of Net I/O products was designed specifically to optimize
performance and capability of legacy systems with cost-effective
network technology upgrades. The Net I/O series provides
network connectivity for alarm contact in, auxiliary relay out
and a full duplex serial-data channel. Alarm contacts generated
at one location can trigger auxiliary outputs anywhere on the
network. For the first time, physical contacts no longer have any
Devices are easily configured through their own Web server
using any common Web browser. Four user-programmable data
ports for RS-232 or RS-485 serial communication are designed
to carry information from remotely located point of sale (POS),
access-control systems and alarm panels. Three set-up pages are
available, including network alarm and auxiliary set-up pages.
Configurations can be set for normally open or closed alarms,
and for text messaging and email address notifications upon
alarm triggers. User entry fields for a name and location allow
multiple devices to be easily identified.
Data also can be transmitted to NVRs and servers located
anywhere on the network. However, without a router to the Internet,
the signals would all be limited to the local area network
(LAN). With Internet access via routers,' these signals could be

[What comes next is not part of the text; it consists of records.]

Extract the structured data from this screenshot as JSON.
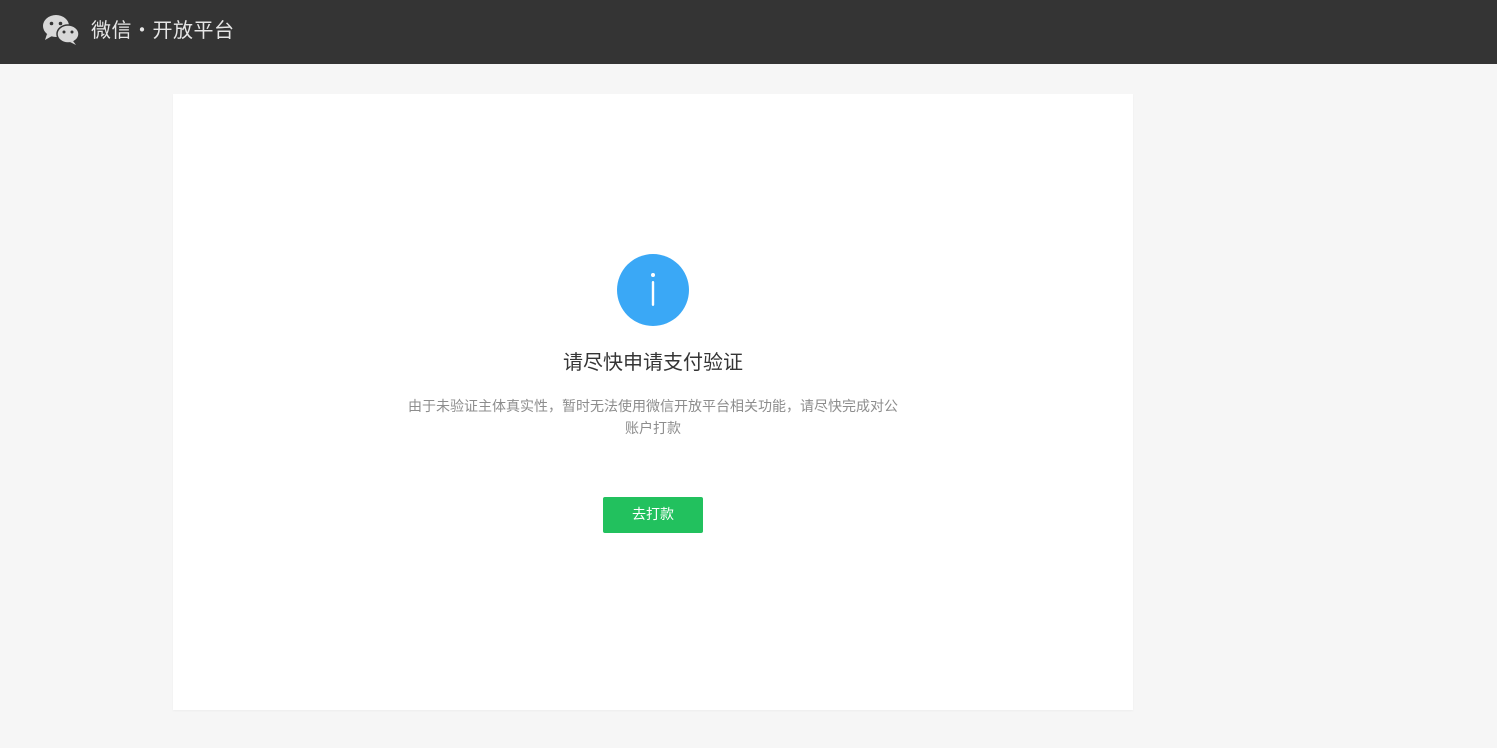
{
  "header": {
    "brand_title": "微信・开放平台",
    "logo_icon": "wechat-logo-icon"
  },
  "notice": {
    "icon": "info-icon",
    "icon_color": "#3aa8f6",
    "title": "请尽快申请支付验证",
    "description": "由于未验证主体真实性，暂时无法使用微信开放平台相关功能，请尽快完成对公账户打款",
    "button_label": "去打款",
    "button_color": "#22c15e"
  }
}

sent anywhere across the country or the world.
A serial data channel from a legacy system connected to the
Net I/O allows that stream to be transmitted in standard Internet
protocol RFC2217. There are shareware software packages
that can add RFC2217 serial ports to personal or work computers,
connecting this data stream to anyplace with network access.
Many software packages for IP video contain drivers for this type
of network data stream, allowing further integration into modern
Today, there is no reason why tight budgets and limited funding
could or should prevent legacy-type systems from taking
advantage of information-age connectivity. With minimal investment,
there are ways to bring these systems onto the network and
access the speed of the modern information age.
This article originally appeared in the May 2013 issue of Security Today.
About the Author
Jim McLaughlin is the vice president of product development at American Fibertek Inc.